This site is great if you have a good understanding of licensing minutiae. I don’t. And there is very little help in the “Help” section of the site. Oh — and you have to leave your progress in order to navigate to the help page. Bummer.
Luckily, this is a thing and can be found on the Doing Business page of My DOR as a hyperlink labeled “Small business guidance (Business.wa.gov)”. You can ask your questions using live support chat, email, sms, or by phone at 1.800.917.0043.
It’s almost as if someone looked at business licensing in Washington and said, “You know what? This is some complicated stuff. Let me help.” And then they did.
Oh, (Big) Brother: the IRS and a change of address
If there’s one thing that can be counted on, it’s that the larger the government institution, the more complicated the process. Or rather, defining the process.
I could not find anything pertaining to changing my business address on the IRS site by myself. I had to google it. This is what I eventually found: There is a change of address form (form 8822-B) for businesses. Once I knew what I was looking for, a simple site search for “form 8822-B” got me where I needed to go.

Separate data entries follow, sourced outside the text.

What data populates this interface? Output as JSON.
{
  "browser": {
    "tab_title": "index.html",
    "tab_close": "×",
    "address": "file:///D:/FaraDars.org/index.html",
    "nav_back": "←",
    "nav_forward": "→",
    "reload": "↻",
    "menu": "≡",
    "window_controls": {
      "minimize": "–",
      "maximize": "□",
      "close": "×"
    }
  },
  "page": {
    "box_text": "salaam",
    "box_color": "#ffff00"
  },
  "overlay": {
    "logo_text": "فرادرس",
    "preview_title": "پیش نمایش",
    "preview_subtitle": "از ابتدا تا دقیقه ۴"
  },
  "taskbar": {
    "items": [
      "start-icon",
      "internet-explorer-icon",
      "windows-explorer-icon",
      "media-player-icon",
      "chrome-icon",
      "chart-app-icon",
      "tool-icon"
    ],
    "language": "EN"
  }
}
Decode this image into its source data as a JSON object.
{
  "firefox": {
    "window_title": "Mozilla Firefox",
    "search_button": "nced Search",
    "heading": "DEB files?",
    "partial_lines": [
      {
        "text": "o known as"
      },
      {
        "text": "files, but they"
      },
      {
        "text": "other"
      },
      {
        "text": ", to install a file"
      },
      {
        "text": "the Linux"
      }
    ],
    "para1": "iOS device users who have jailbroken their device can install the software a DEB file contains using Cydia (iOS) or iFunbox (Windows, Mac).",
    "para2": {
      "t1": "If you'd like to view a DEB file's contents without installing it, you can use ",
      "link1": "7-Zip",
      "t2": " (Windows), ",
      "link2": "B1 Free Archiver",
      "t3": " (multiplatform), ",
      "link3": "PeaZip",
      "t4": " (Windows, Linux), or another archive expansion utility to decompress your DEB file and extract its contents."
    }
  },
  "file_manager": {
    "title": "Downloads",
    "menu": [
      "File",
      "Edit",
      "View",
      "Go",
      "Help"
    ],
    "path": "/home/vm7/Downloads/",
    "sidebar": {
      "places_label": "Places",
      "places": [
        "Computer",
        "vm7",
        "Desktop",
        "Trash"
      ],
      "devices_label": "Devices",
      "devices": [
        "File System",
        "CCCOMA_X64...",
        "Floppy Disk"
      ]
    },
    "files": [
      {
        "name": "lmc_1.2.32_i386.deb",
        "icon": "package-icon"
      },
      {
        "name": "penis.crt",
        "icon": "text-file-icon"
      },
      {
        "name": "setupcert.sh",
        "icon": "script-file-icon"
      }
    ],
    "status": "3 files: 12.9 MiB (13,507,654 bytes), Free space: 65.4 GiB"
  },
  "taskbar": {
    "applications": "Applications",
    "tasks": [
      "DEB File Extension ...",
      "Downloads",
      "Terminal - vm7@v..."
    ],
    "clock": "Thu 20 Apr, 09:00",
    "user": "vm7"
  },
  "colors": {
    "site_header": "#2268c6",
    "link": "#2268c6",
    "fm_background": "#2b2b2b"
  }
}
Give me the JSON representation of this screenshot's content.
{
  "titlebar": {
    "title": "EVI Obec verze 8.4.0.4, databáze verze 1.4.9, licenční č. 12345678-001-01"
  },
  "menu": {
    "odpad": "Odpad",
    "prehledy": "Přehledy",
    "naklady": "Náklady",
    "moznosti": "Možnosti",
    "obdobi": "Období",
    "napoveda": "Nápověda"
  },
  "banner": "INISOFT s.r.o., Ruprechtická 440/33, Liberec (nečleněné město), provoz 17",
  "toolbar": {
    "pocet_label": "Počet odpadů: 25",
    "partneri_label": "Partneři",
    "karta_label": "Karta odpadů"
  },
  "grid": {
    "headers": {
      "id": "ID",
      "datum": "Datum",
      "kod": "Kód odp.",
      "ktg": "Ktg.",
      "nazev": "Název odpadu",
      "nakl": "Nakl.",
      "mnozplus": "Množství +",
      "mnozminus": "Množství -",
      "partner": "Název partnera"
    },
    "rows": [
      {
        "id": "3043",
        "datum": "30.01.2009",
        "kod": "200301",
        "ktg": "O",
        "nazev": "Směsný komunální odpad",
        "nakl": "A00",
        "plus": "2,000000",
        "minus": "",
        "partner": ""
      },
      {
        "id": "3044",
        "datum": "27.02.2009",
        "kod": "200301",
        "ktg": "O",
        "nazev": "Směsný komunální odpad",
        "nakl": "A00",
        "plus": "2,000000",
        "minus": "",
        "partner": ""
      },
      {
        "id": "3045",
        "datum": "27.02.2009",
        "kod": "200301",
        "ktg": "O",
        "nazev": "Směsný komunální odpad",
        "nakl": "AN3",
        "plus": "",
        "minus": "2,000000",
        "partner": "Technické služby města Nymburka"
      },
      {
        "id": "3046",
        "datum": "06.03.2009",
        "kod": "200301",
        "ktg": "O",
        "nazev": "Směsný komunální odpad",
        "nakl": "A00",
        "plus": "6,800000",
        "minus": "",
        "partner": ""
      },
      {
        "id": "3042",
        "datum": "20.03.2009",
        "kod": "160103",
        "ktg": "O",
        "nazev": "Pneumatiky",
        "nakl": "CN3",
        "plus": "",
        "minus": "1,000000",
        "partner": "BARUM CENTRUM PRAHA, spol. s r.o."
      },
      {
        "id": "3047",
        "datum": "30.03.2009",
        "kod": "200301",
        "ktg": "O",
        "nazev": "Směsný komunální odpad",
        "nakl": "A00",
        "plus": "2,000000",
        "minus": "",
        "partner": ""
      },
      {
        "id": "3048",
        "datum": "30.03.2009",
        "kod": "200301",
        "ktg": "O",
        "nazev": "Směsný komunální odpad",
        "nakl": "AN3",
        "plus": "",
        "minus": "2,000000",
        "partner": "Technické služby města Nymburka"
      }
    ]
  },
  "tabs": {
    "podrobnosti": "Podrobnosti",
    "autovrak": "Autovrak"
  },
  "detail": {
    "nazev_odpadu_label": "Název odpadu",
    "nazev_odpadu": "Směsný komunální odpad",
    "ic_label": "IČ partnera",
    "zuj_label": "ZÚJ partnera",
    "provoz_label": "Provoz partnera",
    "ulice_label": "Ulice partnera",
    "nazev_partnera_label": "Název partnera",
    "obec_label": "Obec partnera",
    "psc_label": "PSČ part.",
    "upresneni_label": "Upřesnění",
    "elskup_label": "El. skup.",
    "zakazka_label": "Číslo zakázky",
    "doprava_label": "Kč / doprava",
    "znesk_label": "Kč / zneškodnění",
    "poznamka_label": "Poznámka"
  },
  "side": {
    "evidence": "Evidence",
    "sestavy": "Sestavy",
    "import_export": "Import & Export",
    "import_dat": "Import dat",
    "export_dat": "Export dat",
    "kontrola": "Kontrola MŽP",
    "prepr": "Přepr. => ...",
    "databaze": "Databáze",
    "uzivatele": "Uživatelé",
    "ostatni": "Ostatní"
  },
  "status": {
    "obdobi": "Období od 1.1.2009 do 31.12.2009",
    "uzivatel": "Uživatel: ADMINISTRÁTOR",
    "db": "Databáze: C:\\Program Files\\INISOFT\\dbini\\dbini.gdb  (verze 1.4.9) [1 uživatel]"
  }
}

You can also write to the IRS informing them of your change of location. Be sure to include:
- Your full name.
- Your new and old address.
- Your social security number, individual taxpayer identification number, or employer identification number (EIN).
- Your signature.
Either way, you have to mail all of this to the address provided on the change of address form. It takes four to six weeks to process. There is no option to submit online that I could find, but, no processing fees.
The IRS also recommends changing your business address with the post office in case you receive any IRS correspondence during processing. Apparently, not all post offices forward government checks (think tax refunds). Who knew?
Protect your info
Pro tip: Do NOT fill out any forms with your EIN or any other personal information for government purposes on any site that does not end in .gov. There are too many scams out there.
My initial google search turned up a site that offered all of the above information along with a link to the proper forms — it also asked for my EIN to log me in.
Since I had been previously frustrated over the IRS’s lack of a business login portal, I found this strange. So I scrutinized the URL and discovered that while there was .gov in the URL, it ended in .net. I’ve never seen a government site ending in .net, so I noped out. Maybe I’m paranoid, but I’m OK with that. Protect your info, folks.
Notifying the pertinent parities of a change of address for my business turned out to be a chore. But really, no more of a chore than discontinuing and starting utility services — once I knew what I needed to do.
The good: Washington state really helps its business owners out by providing resources via Business.wa.gov. If you do business in Washington and have any questions, this is where you find answers.
The bad: The IRS website is not so user friendly and has no such resource available (that I could find). You have to google it and vet your sources. Be wary of third-party sites.
The ugly: Processing times vary. With the state, it’s a couple of days if submitted online. With the IRS, since it’s all done via mail, it’s several weeks. I recommend getting ahead of your move.